- WHAT YOU HAVE TO DO -
Repeat every record exactly, but omit the images.
Segment Start: LISTED ENTRIES
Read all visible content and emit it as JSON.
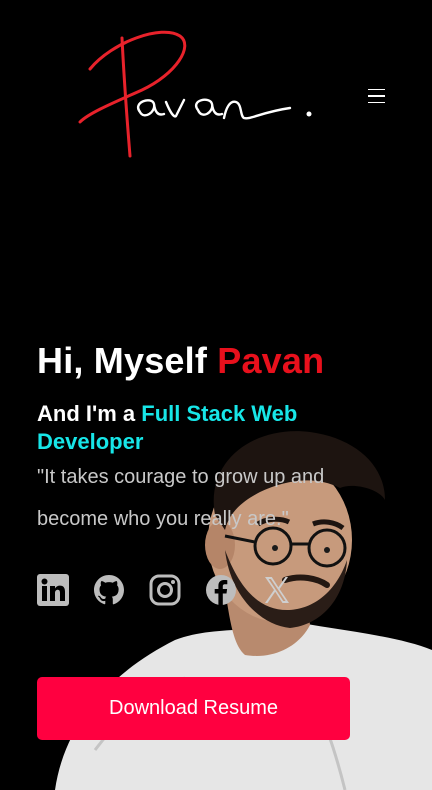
{
  "header": {
    "logo_text": "Pavan.",
    "menu_icon": "hamburger-menu-icon"
  },
  "hero": {
    "greeting_prefix": "Hi, Myself",
    "greeting_name": "Pavan",
    "role_prefix": "And I'm a",
    "role_title": "Full Stack Web Developer",
    "quote": "\"It takes courage to grow up and become who you really are.\""
  },
  "socials": [
    {
      "icon": "linkedin-icon"
    },
    {
      "icon": "github-icon"
    },
    {
      "icon": "instagram-icon"
    },
    {
      "icon": "facebook-icon"
    },
    {
      "icon": "x-twitter-icon"
    }
  ],
  "cta": {
    "label": "Download Resume"
  },
  "colors": {
    "background": "#000000",
    "name_accent": "#e8101c",
    "role_accent": "#17e6e8",
    "button": "#ff0040",
    "quote_text": "#c8c8c8",
    "icons": "#bdbdbd"
  }
}
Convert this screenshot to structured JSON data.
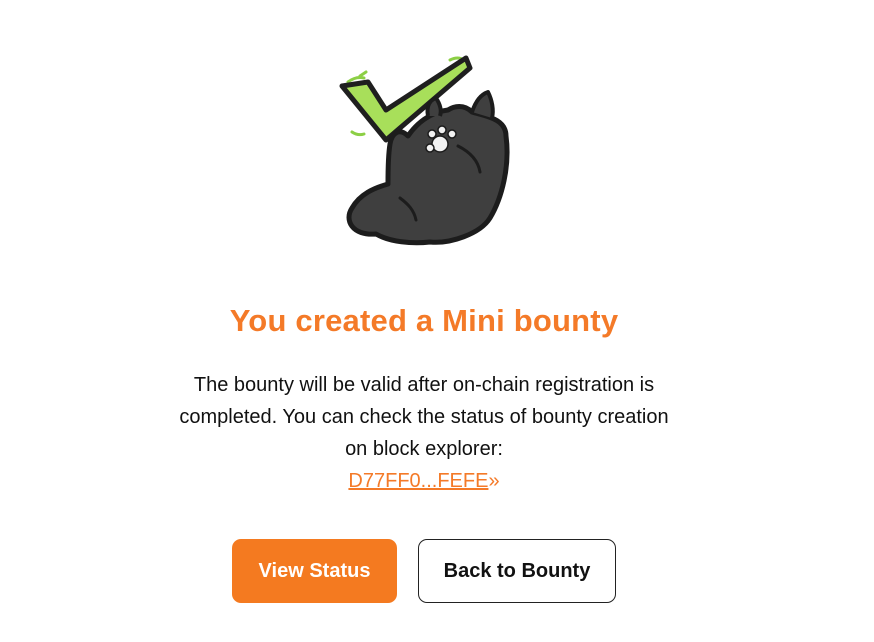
{
  "illustration": {
    "icon": "cat-with-checkmark-icon"
  },
  "result": {
    "title": "You created a Mini bounty",
    "description": "The bounty will be valid after on-chain registration is completed. You can check the status of bounty creation on block explorer:",
    "tx_link_text": "D77FF0...FEFE",
    "tx_link_arrow": "»"
  },
  "actions": {
    "view_status_label": "View Status",
    "back_to_bounty_label": "Back to Bounty"
  },
  "colors": {
    "accent": "#f47a28",
    "primary_button": "#f47a20",
    "check_green": "#a8df5a",
    "cat_body": "#3f3f3f"
  }
}
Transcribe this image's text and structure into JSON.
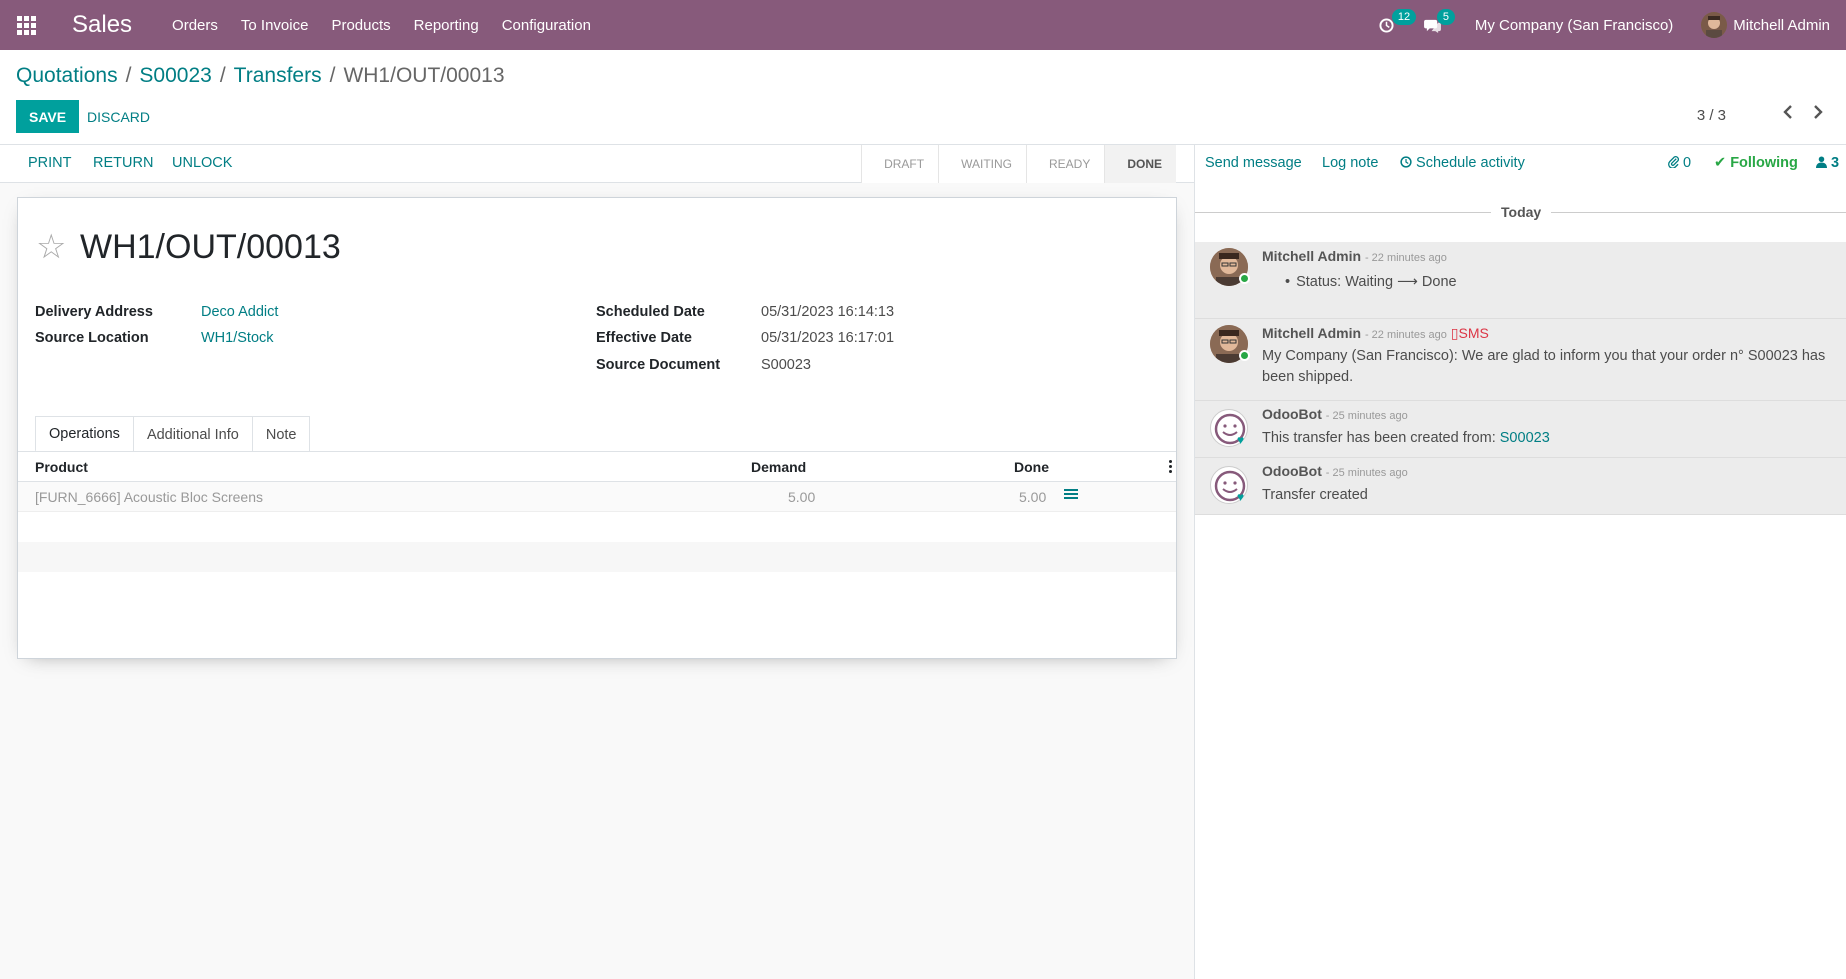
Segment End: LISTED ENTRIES
- TASK ANSWER -
Read all visible content and emit it as JSON.
{
  "header": {
    "logo_text": "Pavan.",
    "menu_icon": "hamburger-menu-icon"
  },
  "hero": {
    "greeting_prefix": "Hi, Myself",
    "greeting_name": "Pavan",
    "role_prefix": "And I'm a",
    "role_title": "Full Stack Web Developer",
    "quote": "\"It takes courage to grow up and become who you really are.\""
  },
  "socials": [
    {
      "icon": "linkedin-icon"
    },
    {
      "icon": "github-icon"
    },
    {
      "icon": "instagram-icon"
    },
    {
      "icon": "facebook-icon"
    },
    {
      "icon": "x-twitter-icon"
    }
  ],
  "cta": {
    "label": "Download Resume"
  },
  "colors": {
    "background": "#000000",
    "name_accent": "#e8101c",
    "role_accent": "#17e6e8",
    "button": "#ff0040",
    "quote_text": "#c8c8c8",
    "icons": "#bdbdbd"
  }
}
Convert this screenshot to structured JSON data.
{
  "illustration": {
    "icon": "cat-with-checkmark-icon"
  },
  "result": {
    "title": "You created a Mini bounty",
    "description": "The bounty will be valid after on-chain registration is completed. You can check the status of bounty creation on block explorer:",
    "tx_link_text": "D77FF0...FEFE",
    "tx_link_arrow": "»"
  },
  "actions": {
    "view_status_label": "View Status",
    "back_to_bounty_label": "Back to Bounty"
  },
  "colors": {
    "accent": "#f47a28",
    "primary_button": "#f47a20",
    "check_green": "#a8df5a",
    "cat_body": "#3f3f3f"
  }
}
Transcribe this image's text and structure into JSON.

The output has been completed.